Provided material>
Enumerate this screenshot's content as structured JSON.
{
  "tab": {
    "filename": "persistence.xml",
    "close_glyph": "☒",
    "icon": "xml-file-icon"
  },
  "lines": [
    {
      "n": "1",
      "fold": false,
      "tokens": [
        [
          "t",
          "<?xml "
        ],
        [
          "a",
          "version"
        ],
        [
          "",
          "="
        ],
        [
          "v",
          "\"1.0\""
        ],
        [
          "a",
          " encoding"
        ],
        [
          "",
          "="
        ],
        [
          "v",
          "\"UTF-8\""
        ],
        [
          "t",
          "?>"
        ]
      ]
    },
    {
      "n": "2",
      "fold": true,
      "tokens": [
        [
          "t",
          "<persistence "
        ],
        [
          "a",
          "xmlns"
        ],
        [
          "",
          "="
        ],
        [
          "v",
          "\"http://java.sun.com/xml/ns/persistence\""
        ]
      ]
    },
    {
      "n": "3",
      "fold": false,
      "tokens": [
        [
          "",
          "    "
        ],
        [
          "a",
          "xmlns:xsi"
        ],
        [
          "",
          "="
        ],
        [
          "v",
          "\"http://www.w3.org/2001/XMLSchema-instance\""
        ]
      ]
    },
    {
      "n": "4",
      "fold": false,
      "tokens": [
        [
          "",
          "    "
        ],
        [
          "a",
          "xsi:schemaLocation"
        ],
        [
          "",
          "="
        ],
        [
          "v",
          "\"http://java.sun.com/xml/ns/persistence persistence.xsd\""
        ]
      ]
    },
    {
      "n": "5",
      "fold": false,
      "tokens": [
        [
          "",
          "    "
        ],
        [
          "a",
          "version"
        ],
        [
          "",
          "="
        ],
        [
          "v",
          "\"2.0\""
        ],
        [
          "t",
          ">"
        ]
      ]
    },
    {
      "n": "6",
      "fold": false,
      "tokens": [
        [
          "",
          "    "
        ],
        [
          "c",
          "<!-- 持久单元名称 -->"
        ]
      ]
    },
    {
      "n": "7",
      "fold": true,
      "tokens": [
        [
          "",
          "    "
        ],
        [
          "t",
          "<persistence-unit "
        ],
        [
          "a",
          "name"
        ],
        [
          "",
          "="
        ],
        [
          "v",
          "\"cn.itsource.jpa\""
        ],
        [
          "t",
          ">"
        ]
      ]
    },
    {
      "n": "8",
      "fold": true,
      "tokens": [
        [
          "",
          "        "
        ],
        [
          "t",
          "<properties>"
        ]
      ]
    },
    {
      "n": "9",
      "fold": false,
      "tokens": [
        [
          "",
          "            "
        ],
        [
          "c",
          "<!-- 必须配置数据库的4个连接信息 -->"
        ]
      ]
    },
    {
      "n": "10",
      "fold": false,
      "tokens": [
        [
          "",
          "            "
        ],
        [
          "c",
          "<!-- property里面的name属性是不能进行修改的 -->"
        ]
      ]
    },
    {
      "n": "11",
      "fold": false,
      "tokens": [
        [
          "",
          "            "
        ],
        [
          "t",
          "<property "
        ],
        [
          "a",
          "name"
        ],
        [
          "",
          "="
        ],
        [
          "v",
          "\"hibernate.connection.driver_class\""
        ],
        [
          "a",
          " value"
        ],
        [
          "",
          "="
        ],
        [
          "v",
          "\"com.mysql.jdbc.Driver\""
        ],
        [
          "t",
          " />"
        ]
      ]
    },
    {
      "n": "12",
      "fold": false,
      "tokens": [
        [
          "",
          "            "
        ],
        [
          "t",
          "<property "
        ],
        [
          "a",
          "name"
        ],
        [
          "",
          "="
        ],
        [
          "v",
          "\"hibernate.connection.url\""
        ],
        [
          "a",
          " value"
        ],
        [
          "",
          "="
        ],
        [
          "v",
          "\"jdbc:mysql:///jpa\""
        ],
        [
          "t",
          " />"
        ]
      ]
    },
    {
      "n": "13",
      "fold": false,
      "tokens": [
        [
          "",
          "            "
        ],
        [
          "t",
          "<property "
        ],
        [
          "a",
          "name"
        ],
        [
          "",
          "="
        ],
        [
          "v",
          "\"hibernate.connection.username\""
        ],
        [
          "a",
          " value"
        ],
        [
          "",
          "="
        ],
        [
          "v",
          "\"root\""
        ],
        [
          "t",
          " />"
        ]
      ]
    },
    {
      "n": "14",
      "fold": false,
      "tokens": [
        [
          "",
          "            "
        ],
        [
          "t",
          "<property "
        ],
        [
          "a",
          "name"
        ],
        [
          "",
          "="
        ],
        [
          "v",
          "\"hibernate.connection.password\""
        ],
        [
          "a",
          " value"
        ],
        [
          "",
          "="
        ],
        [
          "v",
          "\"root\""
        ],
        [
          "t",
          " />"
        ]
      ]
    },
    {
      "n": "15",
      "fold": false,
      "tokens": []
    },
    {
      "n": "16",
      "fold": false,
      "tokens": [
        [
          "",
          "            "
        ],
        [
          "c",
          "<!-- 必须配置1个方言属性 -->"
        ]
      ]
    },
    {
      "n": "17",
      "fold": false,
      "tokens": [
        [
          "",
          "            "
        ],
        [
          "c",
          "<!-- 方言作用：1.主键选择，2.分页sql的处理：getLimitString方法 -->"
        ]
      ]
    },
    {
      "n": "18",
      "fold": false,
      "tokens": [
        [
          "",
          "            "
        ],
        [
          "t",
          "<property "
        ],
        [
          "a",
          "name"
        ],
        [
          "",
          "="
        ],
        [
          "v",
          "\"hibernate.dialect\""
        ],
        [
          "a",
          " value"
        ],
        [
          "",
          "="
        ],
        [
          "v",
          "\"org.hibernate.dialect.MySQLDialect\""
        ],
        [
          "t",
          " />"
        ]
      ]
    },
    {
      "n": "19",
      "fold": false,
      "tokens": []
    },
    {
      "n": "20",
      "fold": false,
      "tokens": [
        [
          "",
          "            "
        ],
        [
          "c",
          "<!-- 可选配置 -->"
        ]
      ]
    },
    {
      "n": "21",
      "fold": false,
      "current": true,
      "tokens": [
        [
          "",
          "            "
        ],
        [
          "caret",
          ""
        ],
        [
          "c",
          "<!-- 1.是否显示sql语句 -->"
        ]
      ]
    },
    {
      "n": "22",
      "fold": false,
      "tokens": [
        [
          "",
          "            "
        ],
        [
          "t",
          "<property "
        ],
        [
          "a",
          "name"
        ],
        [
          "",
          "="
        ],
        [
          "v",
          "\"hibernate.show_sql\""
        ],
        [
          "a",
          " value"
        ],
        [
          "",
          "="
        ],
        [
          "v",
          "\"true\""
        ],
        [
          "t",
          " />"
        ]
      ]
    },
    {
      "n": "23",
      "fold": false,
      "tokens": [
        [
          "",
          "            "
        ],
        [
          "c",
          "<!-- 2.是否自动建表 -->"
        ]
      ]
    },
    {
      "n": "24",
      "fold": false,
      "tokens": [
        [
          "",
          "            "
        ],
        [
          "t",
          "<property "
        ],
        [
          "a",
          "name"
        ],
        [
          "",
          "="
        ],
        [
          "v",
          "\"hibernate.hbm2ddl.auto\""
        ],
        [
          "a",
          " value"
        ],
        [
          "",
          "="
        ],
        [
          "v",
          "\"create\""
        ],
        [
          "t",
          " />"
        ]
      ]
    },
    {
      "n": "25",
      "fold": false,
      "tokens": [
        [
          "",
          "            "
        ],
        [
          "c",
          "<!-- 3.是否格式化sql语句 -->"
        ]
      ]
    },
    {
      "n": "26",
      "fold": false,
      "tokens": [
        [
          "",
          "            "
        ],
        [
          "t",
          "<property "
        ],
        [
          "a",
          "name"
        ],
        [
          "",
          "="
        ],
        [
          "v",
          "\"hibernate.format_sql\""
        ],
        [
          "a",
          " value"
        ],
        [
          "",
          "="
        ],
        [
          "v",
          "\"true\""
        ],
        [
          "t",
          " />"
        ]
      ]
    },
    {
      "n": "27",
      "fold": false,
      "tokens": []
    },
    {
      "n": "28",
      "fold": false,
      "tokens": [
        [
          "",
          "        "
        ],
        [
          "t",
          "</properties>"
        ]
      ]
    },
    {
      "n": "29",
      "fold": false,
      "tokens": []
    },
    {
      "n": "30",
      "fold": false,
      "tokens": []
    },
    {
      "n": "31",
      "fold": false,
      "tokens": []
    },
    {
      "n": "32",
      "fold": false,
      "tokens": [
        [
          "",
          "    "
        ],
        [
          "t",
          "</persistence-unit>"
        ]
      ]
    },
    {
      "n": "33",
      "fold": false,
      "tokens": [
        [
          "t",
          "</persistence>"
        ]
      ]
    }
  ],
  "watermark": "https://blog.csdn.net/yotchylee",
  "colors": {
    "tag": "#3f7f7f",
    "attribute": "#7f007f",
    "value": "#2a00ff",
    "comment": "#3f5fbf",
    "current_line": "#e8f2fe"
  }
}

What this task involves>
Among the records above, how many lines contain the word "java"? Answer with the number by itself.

The answer>
2